Problem statement: Filter task. Return each line of the material that holds the string "MaxLen".

######

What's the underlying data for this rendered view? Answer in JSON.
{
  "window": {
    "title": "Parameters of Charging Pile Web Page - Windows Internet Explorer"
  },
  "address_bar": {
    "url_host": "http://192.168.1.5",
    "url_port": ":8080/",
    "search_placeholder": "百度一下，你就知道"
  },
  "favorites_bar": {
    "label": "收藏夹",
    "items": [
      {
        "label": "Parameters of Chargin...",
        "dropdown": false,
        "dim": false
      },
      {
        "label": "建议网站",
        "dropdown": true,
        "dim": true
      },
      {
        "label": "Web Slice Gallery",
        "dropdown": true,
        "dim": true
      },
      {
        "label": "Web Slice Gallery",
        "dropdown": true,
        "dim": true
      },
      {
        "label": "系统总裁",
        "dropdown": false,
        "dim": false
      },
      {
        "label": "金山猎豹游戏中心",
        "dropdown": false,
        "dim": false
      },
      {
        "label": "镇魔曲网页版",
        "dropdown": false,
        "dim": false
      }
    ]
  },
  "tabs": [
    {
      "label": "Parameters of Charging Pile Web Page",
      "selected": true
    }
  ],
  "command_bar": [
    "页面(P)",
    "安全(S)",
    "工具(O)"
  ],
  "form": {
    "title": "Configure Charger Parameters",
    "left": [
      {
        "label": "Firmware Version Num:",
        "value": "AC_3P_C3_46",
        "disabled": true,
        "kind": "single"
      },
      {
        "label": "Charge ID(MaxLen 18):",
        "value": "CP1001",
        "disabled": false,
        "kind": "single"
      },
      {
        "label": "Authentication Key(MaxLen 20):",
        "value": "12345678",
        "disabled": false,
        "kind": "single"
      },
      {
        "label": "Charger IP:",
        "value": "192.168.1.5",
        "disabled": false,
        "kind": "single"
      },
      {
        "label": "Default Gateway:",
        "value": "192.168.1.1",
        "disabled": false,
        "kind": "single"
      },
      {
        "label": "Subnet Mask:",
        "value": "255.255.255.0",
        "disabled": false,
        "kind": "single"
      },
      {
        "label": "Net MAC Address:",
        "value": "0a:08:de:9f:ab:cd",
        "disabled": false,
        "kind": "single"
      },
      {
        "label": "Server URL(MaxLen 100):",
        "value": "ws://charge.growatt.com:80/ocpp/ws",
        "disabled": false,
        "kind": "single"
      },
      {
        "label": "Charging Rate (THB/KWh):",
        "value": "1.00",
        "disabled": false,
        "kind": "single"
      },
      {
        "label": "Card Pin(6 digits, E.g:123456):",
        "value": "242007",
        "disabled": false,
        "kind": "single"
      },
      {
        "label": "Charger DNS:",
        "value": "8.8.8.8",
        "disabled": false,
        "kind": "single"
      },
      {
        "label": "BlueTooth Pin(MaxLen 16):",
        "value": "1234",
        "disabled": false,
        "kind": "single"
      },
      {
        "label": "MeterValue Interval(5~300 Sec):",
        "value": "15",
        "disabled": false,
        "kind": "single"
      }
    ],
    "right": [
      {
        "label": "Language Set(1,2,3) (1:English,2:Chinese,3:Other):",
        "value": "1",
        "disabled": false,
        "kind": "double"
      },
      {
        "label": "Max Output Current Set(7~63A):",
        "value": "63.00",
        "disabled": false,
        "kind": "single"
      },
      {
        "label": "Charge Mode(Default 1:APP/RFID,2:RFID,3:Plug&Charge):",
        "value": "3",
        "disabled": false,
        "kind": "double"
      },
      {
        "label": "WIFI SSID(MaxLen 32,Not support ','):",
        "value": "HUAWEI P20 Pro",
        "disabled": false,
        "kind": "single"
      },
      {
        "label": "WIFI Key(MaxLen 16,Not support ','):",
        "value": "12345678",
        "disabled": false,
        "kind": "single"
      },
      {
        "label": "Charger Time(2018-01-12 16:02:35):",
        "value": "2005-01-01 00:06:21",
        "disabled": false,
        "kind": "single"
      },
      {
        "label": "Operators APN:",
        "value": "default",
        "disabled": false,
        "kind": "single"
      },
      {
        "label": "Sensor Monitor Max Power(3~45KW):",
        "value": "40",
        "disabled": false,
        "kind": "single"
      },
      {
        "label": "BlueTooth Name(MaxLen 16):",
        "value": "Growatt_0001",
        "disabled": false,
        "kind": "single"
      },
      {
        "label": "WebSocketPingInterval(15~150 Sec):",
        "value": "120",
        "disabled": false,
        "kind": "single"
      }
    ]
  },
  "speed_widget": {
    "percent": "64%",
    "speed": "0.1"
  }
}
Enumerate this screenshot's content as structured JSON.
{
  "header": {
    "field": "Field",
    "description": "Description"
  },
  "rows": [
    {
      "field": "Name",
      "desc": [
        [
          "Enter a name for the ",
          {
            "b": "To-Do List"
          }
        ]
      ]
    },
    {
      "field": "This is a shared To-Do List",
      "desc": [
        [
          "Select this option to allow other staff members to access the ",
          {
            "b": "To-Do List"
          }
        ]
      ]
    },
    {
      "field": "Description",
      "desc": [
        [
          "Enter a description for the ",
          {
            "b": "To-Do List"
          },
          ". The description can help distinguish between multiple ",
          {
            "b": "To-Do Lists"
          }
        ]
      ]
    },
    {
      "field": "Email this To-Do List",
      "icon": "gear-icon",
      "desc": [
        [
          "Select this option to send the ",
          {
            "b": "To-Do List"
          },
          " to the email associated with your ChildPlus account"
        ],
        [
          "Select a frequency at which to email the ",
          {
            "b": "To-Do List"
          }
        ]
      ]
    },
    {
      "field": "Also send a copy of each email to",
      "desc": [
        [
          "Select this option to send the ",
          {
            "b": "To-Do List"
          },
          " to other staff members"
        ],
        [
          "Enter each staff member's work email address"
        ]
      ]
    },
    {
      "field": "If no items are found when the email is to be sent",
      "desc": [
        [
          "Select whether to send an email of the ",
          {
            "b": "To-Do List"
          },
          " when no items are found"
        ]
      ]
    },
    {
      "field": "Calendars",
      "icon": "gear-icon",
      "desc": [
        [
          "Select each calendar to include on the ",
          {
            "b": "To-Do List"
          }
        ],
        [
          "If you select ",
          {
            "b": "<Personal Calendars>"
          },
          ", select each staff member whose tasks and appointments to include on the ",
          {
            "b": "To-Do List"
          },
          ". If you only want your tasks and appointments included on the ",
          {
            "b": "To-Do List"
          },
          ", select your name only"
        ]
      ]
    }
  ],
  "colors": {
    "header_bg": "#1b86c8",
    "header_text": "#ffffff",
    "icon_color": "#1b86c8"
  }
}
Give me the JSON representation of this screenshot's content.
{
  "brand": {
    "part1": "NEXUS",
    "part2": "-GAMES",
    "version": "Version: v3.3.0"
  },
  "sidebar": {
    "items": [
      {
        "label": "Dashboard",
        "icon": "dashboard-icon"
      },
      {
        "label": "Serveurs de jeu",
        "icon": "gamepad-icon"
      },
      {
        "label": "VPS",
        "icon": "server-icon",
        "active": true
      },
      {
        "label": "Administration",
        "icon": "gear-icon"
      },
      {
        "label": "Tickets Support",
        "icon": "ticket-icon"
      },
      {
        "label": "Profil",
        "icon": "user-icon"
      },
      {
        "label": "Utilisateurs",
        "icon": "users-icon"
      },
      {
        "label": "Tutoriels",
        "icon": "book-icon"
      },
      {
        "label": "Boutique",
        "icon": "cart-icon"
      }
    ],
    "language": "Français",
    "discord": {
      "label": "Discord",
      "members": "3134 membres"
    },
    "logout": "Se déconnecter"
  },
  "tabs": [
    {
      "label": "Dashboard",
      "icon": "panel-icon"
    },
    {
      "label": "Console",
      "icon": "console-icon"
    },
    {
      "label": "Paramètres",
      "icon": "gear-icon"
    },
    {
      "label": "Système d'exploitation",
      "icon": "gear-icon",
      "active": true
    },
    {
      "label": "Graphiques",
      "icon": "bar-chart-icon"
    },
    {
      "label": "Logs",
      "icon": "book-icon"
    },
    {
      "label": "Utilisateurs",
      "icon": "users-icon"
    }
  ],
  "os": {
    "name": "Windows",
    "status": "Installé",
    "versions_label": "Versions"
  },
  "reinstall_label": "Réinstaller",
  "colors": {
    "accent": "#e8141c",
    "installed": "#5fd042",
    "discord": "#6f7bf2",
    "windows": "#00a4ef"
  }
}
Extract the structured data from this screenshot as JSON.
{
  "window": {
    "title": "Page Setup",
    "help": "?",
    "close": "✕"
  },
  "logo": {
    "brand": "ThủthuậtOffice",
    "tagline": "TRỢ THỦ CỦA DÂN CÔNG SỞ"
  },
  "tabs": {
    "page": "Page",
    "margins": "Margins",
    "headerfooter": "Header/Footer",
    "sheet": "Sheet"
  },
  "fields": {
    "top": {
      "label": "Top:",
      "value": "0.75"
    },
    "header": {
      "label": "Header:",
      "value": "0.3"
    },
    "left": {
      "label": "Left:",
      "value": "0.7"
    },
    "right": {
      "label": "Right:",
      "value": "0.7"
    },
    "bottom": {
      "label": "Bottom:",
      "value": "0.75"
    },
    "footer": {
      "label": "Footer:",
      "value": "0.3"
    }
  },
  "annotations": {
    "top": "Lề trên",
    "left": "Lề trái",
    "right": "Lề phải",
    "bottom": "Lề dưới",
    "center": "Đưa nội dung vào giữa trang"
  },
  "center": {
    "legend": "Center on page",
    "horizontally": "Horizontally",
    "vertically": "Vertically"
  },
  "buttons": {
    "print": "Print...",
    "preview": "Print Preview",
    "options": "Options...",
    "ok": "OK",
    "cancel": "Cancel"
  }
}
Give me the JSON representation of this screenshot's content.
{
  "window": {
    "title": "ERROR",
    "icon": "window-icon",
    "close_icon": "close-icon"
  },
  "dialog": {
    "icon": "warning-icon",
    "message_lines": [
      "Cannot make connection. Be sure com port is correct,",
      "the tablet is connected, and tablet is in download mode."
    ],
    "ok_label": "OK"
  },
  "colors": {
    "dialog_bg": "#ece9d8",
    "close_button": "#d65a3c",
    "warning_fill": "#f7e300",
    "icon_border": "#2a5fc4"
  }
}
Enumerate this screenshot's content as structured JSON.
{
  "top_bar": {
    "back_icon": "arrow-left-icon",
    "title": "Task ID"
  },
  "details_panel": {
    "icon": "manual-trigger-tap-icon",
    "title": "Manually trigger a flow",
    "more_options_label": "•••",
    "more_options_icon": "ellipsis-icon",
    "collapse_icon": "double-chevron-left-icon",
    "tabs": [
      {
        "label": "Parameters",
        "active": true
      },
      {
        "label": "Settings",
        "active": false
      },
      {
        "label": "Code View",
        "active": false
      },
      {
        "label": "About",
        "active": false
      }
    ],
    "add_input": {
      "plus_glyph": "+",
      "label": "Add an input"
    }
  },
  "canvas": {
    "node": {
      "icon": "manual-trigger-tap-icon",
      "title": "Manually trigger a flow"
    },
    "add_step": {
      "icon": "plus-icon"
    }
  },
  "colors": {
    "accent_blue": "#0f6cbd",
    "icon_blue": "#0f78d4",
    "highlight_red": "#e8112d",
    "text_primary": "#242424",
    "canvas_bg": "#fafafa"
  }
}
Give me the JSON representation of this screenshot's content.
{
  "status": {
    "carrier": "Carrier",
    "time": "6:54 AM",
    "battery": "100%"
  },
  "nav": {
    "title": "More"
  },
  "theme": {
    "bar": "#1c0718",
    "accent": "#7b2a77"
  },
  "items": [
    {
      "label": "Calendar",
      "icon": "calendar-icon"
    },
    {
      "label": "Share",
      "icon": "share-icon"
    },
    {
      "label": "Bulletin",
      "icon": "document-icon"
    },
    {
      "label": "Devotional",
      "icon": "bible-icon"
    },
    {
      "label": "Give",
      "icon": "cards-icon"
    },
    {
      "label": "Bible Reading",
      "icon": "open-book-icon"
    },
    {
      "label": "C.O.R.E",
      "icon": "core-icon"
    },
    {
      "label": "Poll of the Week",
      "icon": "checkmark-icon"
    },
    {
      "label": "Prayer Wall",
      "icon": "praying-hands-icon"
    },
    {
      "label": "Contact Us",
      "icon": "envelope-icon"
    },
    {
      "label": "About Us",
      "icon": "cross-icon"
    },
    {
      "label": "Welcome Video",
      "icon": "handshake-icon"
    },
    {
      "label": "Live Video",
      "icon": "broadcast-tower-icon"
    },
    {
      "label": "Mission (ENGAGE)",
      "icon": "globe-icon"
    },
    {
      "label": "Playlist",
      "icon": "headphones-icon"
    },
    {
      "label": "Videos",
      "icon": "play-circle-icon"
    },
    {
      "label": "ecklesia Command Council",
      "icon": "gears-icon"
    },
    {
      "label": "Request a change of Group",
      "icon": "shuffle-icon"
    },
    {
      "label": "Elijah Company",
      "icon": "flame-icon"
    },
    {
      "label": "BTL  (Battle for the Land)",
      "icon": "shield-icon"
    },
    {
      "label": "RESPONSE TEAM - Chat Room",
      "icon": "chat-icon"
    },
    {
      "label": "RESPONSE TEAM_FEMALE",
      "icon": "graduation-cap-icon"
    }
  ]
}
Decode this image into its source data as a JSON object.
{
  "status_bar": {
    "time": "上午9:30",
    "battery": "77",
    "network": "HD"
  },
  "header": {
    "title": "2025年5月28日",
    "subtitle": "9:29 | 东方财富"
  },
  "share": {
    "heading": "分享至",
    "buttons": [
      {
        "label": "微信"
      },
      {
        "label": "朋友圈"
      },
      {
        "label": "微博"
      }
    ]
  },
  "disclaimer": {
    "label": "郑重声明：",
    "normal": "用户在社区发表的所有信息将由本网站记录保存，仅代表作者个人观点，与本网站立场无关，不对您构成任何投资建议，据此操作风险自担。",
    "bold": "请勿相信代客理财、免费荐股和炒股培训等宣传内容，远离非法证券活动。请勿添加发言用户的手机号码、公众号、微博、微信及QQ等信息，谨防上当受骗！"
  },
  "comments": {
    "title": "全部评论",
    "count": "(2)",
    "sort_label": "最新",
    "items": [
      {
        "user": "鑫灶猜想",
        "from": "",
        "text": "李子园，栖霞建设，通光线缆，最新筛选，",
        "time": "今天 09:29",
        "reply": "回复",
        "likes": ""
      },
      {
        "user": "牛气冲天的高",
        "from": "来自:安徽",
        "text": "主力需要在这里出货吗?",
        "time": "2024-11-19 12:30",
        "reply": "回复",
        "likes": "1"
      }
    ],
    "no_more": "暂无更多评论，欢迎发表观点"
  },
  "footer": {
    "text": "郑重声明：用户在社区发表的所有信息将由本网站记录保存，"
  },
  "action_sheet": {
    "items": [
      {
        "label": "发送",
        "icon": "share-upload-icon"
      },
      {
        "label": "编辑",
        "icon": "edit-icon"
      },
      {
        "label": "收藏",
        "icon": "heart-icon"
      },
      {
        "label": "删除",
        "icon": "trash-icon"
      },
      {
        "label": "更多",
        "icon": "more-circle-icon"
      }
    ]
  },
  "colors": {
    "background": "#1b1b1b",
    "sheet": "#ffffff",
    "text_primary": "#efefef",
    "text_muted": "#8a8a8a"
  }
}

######

Exercise answer:
        "label": "Charge ID(MaxLen 18):",
        "label": "Authentication Key(MaxLen 20):",
        "label": "Server URL(MaxLen 100):",
        "label": "BlueTooth Pin(MaxLen 16):",
        "label": "WIFI SSID(MaxLen 32,Not support ','):",
        "label": "WIFI Key(MaxLen 16,Not support ','):",
        "label": "BlueTooth Name(MaxLen 16):",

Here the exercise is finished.